Health Minister Khairy Jamaluddin today said Paxlovid will only be used to treat Covid adult patients in Category Two and Three who do not require oxygen therapy but have medical conditions, such as cancer and diabetes, that qualify them as high risk.
“Priority (for Paxlovid) will be given to the elderly and patients with multiple comorbidities and are immunocompromised,” Khairy told a press conference in Parliament today.
Covid-19 patients at Covid Assessment Centres (CACs) and public hospitals nationwide will be screened and evaluated by a medical officer using a score system to determine if they will get Paxlovid, Khairy said. Patients with a score of 3 and above will be given priority for the antiviral treatment.
As with all antivirals, Paxlovid works best early in the course of an illness. Patients eligible for the treatment are required to take Paxlovid within five days of developing symptoms. A full course constitutes three Paxlovid pills twice a day for five days.
A trial conducted by Pfizer last year showed that Paxlovid can reduce the risk of Covid-19 hospitalisation and death by 89 per cent. Khairy stressed, however, that the pills are not replacements Covid vaccinations or restrictions placed to minimise the virus’ spread.
Khairy said Malaysia has ordered 104,000 courses of Paxlovid and is seeking to purchase another 100,000 courses of the drug, developed by Pfizer.
Luksanawan Thangpaibool, country manager for Pfizer Malaysia and Brunei, said the company is “honoured” to partner and work with the Malaysian government in addressing the Covid-19 public health crisis.
“Oral therapies such as protease inhibitors may help to reduce the severity of illness in patients who contract Covid-19. An oral treatment option may thus be an important tool to help address the ongoing global impact of Covid-19.
“Pfizer is committed to working toward equitable access to our oral therapy for all people, aiming to deliver antiviral therapeutics that will benefit patients in Malaysia as soon as possible,” she said.
Malaysia’s first batch of 48,000 courses is currently being distributed to 14 locations across the country, with two more deliveries scheduled for Sabah and Sarawak.

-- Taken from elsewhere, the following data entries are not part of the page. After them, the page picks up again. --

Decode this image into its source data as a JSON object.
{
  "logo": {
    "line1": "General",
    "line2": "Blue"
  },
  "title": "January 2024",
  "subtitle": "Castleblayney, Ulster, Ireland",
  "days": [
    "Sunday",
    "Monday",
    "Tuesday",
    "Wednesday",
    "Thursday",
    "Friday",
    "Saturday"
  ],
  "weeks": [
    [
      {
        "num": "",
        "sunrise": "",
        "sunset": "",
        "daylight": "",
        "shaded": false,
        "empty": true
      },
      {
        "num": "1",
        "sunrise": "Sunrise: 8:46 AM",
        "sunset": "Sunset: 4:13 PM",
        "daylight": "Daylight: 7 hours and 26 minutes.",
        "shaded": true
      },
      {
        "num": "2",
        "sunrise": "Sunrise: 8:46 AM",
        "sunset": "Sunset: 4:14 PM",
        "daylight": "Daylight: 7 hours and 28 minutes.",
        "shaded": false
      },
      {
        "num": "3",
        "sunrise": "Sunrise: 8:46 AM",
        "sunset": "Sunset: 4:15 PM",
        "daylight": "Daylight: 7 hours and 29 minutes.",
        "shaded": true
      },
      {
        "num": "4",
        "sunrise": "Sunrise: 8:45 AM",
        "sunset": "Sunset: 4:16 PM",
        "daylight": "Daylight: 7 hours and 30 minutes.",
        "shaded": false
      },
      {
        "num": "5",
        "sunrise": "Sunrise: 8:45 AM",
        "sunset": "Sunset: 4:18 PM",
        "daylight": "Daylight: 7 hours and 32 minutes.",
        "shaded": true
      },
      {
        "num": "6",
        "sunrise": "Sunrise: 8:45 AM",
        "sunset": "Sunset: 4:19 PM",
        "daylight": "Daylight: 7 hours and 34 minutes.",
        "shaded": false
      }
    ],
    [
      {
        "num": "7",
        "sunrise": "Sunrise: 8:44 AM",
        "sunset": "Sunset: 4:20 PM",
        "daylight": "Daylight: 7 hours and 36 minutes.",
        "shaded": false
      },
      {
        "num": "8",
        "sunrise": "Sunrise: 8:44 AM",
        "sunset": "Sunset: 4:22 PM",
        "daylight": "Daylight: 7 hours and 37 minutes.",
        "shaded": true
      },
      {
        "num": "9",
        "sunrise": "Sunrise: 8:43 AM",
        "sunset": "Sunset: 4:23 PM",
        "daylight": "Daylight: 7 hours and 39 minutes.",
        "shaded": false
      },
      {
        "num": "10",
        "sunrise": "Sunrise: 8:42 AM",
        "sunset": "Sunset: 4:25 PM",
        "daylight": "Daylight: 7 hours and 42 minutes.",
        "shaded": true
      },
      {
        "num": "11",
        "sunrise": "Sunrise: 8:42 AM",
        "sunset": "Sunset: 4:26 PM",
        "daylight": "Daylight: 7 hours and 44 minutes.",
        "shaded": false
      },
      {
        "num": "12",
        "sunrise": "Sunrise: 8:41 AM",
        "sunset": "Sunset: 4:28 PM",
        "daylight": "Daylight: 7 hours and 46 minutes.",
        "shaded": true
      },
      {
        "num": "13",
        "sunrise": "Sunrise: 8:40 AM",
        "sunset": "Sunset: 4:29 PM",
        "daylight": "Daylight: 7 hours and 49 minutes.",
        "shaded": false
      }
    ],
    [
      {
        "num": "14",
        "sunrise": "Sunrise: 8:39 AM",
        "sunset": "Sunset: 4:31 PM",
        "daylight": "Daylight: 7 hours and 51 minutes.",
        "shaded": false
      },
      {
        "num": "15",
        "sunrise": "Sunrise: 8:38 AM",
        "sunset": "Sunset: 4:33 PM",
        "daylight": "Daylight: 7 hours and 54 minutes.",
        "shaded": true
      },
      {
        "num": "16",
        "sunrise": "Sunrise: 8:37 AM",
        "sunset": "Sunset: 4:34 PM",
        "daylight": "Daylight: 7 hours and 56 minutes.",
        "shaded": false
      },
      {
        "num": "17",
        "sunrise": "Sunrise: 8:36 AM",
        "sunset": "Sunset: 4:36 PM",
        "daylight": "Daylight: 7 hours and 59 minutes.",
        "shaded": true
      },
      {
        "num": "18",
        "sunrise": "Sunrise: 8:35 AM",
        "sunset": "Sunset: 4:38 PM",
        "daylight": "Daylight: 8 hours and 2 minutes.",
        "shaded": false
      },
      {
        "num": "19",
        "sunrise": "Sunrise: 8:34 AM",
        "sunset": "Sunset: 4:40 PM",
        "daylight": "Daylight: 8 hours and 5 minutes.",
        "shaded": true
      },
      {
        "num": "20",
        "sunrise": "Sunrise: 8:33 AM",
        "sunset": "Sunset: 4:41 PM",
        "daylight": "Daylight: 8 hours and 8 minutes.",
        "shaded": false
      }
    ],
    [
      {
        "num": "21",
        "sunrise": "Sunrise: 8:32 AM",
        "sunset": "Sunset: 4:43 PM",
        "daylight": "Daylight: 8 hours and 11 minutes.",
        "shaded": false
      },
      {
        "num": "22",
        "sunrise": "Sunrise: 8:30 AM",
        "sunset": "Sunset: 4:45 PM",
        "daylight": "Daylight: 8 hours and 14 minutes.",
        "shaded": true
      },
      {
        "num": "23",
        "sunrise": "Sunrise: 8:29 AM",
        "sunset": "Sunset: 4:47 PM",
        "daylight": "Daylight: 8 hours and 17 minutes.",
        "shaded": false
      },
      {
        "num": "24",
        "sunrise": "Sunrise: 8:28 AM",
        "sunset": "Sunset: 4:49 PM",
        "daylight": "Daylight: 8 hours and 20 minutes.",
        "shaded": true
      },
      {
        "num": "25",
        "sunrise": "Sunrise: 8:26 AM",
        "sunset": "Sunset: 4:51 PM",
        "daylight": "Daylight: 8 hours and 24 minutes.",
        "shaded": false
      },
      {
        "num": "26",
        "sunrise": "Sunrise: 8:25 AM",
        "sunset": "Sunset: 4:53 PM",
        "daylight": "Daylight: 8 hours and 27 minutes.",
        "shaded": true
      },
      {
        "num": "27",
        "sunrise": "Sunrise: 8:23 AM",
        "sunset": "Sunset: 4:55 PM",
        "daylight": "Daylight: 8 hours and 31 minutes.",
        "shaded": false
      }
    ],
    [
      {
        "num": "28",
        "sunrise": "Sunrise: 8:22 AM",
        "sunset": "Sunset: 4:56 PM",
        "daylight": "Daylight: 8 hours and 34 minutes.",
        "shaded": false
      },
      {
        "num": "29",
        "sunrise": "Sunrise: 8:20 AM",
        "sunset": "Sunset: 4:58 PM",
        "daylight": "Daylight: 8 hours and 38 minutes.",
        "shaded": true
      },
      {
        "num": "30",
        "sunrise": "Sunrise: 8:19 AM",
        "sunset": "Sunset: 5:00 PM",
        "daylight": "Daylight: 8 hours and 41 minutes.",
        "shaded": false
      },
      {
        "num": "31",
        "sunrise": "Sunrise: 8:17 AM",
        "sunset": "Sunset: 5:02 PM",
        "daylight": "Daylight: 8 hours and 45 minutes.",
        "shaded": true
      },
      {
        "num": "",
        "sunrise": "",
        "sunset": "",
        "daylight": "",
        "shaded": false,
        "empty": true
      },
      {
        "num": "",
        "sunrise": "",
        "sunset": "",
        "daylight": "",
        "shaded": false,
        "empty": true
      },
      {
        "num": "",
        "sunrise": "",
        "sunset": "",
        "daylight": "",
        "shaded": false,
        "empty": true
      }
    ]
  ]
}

The nationwide distribution involves 481 health clinic CACs and 15 government hospitals.